→ **WORK REQUIRED**
Every line of the listing must be reproduced as it stands. Leave the images behind.

-=-=-

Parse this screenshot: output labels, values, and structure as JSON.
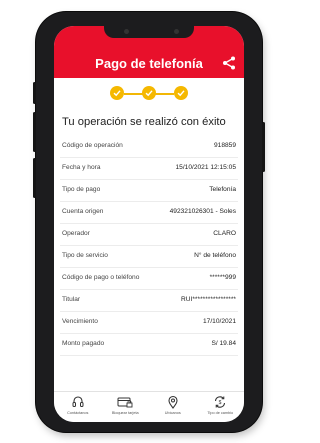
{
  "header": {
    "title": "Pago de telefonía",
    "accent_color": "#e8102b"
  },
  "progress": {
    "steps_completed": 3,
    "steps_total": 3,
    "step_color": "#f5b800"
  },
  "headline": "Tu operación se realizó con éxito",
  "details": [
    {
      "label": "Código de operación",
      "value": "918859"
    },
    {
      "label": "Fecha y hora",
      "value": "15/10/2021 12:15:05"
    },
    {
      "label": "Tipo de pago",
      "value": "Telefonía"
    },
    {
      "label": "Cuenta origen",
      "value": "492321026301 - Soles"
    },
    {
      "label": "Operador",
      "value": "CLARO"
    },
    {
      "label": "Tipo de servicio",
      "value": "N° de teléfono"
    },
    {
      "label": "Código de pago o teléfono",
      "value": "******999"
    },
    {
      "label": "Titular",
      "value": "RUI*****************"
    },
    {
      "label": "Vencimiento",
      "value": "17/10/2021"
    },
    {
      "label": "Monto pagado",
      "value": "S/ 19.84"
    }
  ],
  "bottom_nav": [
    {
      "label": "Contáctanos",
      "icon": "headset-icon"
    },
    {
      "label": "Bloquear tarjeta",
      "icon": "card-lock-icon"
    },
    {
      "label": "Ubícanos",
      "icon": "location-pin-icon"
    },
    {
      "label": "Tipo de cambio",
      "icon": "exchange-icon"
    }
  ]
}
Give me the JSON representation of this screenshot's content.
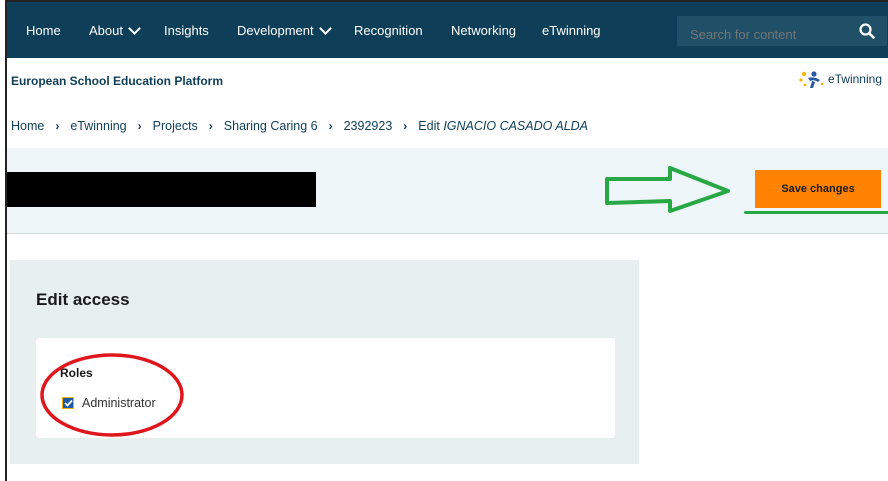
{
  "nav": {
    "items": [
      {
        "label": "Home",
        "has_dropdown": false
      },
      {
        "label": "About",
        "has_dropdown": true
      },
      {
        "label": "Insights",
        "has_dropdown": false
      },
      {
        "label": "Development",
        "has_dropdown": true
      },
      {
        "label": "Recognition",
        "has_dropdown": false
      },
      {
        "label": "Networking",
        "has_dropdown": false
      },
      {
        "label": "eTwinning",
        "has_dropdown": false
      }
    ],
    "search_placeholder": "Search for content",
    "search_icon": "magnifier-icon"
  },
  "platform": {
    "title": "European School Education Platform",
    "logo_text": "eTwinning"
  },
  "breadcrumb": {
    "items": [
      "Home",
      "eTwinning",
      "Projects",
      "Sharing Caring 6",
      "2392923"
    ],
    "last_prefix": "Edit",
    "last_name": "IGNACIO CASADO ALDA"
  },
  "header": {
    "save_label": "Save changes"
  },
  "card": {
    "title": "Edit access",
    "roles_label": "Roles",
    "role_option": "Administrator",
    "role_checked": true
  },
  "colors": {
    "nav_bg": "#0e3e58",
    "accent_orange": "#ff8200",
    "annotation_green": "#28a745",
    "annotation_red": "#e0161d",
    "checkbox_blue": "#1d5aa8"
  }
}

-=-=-

→ **SOLUTION**
Parse this screenshot: output labels, values, and structure as JSON.
{
  "header": {
    "title": "Pago de telefonía",
    "accent_color": "#e8102b"
  },
  "progress": {
    "steps_completed": 3,
    "steps_total": 3,
    "step_color": "#f5b800"
  },
  "headline": "Tu operación se realizó con éxito",
  "details": [
    {
      "label": "Código de operación",
      "value": "918859"
    },
    {
      "label": "Fecha y hora",
      "value": "15/10/2021 12:15:05"
    },
    {
      "label": "Tipo de pago",
      "value": "Telefonía"
    },
    {
      "label": "Cuenta origen",
      "value": "492321026301 - Soles"
    },
    {
      "label": "Operador",
      "value": "CLARO"
    },
    {
      "label": "Tipo de servicio",
      "value": "N° de teléfono"
    },
    {
      "label": "Código de pago o teléfono",
      "value": "******999"
    },
    {
      "label": "Titular",
      "value": "RUI*****************"
    },
    {
      "label": "Vencimiento",
      "value": "17/10/2021"
    },
    {
      "label": "Monto pagado",
      "value": "S/ 19.84"
    }
  ],
  "bottom_nav": [
    {
      "label": "Contáctanos",
      "icon": "headset-icon"
    },
    {
      "label": "Bloquear tarjeta",
      "icon": "card-lock-icon"
    },
    {
      "label": "Ubícanos",
      "icon": "location-pin-icon"
    },
    {
      "label": "Tipo de cambio",
      "icon": "exchange-icon"
    }
  ]
}
Give me the JSON representation of this screenshot's content.
{
  "nav": {
    "items": [
      {
        "label": "Home",
        "has_dropdown": false
      },
      {
        "label": "About",
        "has_dropdown": true
      },
      {
        "label": "Insights",
        "has_dropdown": false
      },
      {
        "label": "Development",
        "has_dropdown": true
      },
      {
        "label": "Recognition",
        "has_dropdown": false
      },
      {
        "label": "Networking",
        "has_dropdown": false
      },
      {
        "label": "eTwinning",
        "has_dropdown": false
      }
    ],
    "search_placeholder": "Search for content",
    "search_icon": "magnifier-icon"
  },
  "platform": {
    "title": "European School Education Platform",
    "logo_text": "eTwinning"
  },
  "breadcrumb": {
    "items": [
      "Home",
      "eTwinning",
      "Projects",
      "Sharing Caring 6",
      "2392923"
    ],
    "last_prefix": "Edit",
    "last_name": "IGNACIO CASADO ALDA"
  },
  "header": {
    "save_label": "Save changes"
  },
  "card": {
    "title": "Edit access",
    "roles_label": "Roles",
    "role_option": "Administrator",
    "role_checked": true
  },
  "colors": {
    "nav_bg": "#0e3e58",
    "accent_orange": "#ff8200",
    "annotation_green": "#28a745",
    "annotation_red": "#e0161d",
    "checkbox_blue": "#1d5aa8"
  }
}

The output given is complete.